Skip to main content

Looking back at 2020, I think it may be safe to say that we may all need some Spirit-led restoration in our lives. I certainly do. I have hope that 2021 will be a new year filled with promise and hope, but I don’t think we can get there unless we are able to restore relationships across political boundaries, economic barriers, and all of the differences and painful interactions that have happened in the midst of the stress of this past year.

Recently, our entire team spent two days learning about restorative practices. Focused on building and restoring community, they are a radical way to embrace fractures and wounds in our communities, whether among our colleagues or our students. Our vision for restorative practices is for them to enhances our vision of teaching students of all abilities how to live as the body of Christ. Restorative practices have particular potential to not only help students with behavior, communication, or mental health challenges, but to help all students and adults experience belonging.

So often, behavior is treated as a catalyst that expels students from community. But if we view behavior as student communication (Greene, 2008), it is natural to dig further. Perhaps 2020 has taught all of us how important community is; yet also gotten us all out of practice in actually living it out.

Restorative practices range from being intentional with affective language to prescripted circles and conferences. Throughout the continuum, a theme begins to arise: the person in the position of most power is in the role of asking good questions, humbling themselves to listen openly and honestly to the answers. Through this practicing of empathy, school leaders honor student voice and help students find resolutions that bring everyone back into community.

One tenant of restorative practices is the use of ‘affective’ statements and their role in building such a restorative culture. Affective statements provide the most informal version of restorative practices, and frame our feedback to each other and our students in positive lights, using ‘I’ statements and expressing feelings in private. For example, instead of saying ‘stop that’, we say ‘I worry about other kids’ safety when you push them in the halls.’ Restorative questions focus on retelling the story of a conflict, using key guided questions to find resolution. And restorative circles can be used proactively to build community, and used responsively when harm has occurred.

Teachers are some of the best at providing affective, constructive feedback to students. The authors of the IIRP manual on restorative practices state, “One of the lessons of restorative practices is to first become consciously aware of the techniques good teachers use intuitively or occasionally and then use them consciously and strategically – on purpose, all of the time.” (Costello et al, 2019, p. 39) Such an observation gives me hope that restoration of our lives can start in Christ-centered schools most of all.

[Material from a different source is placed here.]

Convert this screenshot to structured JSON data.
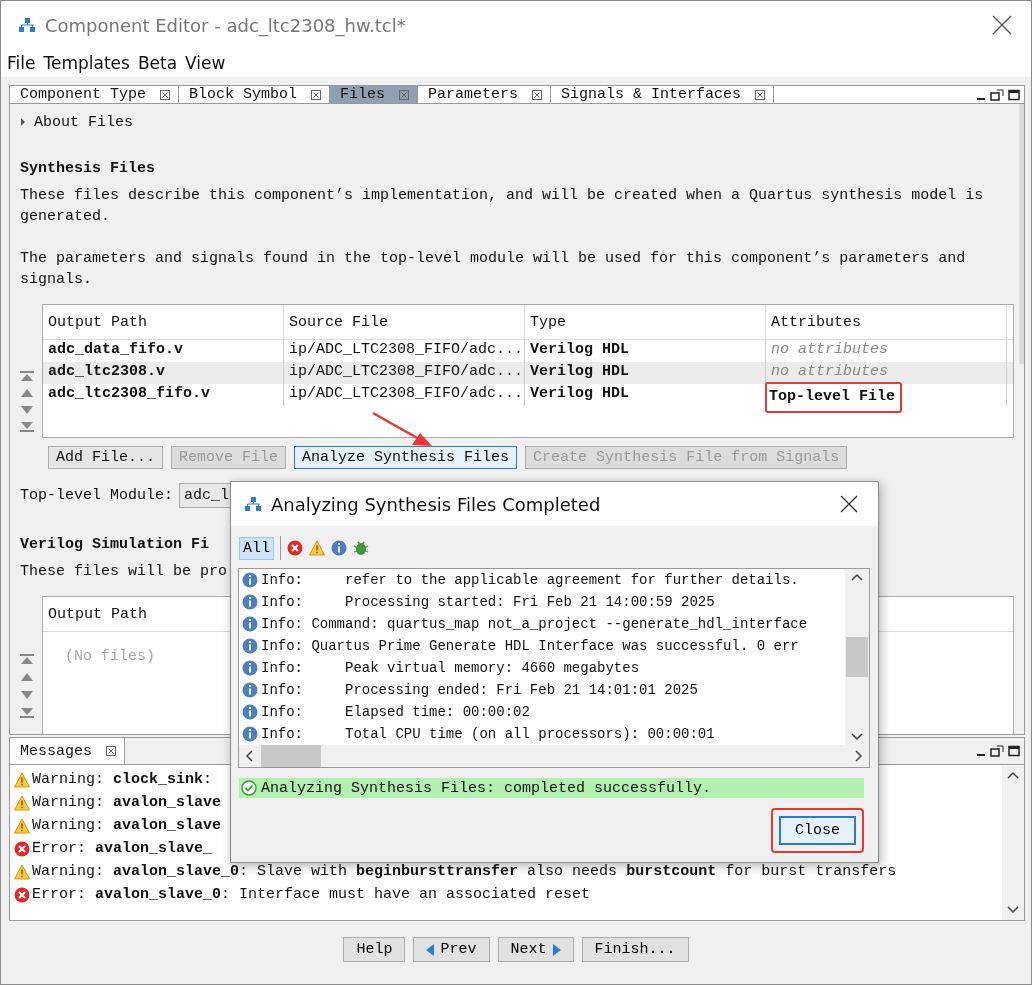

Restorative practices, as commonly discussed, have not evolved from faith-specific communities. But in practice, they paint a picture of shalom, that holy peace and knowledge of God’s image in each other. Restorative conversations can help us recognize the differences among us and begin to heal the hurts.

Pursuing restorative practices in all areas of our lives would be one step in humanizing ourselves and each other, building to a faith practice that is more inclusive than fracturing. There is power of asking good questions while seeking true restoration to community. So if we seek to serve as good and faithful leaders, such tools are essential to productive conversations, in any environment.

Maybe returning to life in person will be enough to heal some of the pain that 2020’s isolation brought about. But we all may need practice to truly listen to each other, to adopt a way to live in community that restores instead of breaks apart. And we can start that practice now, listening and asking good questions to receive the communication behind every behavior in our relationships.


Costello, B., Wachtel, J., and Wachtel, T. (2019). The Restorative Practices Handbook for teachers, disciplinarians and administrators. Second Edition. International Institute for Restorative Practices, Bethlehem, PA, USA.

Greene, R. W. (2008). Lost at school: Why our kids with behavioral challenges are falling through the cracks and how we can help them. New York: Scribner.

Author Elizabeth Lucas Dombrowski

Elizabeth Lucas Dombrowski is the executive director of All Belong, a nonprofit that partners with Christ-centered schools and churches across North America to support inclusive education for students of all abilities. Elizabeth has served at All Belong, formerly known as CLC Network, since 2012 with a background in fundraising and nonprofit administration. She earned her bachelor’s degree from Valparaiso University and master’s degree from Grand Valley State University.

More posts by Elizabeth Lucas Dombrowski

Leave a Reply

Women Leaders for Christian Education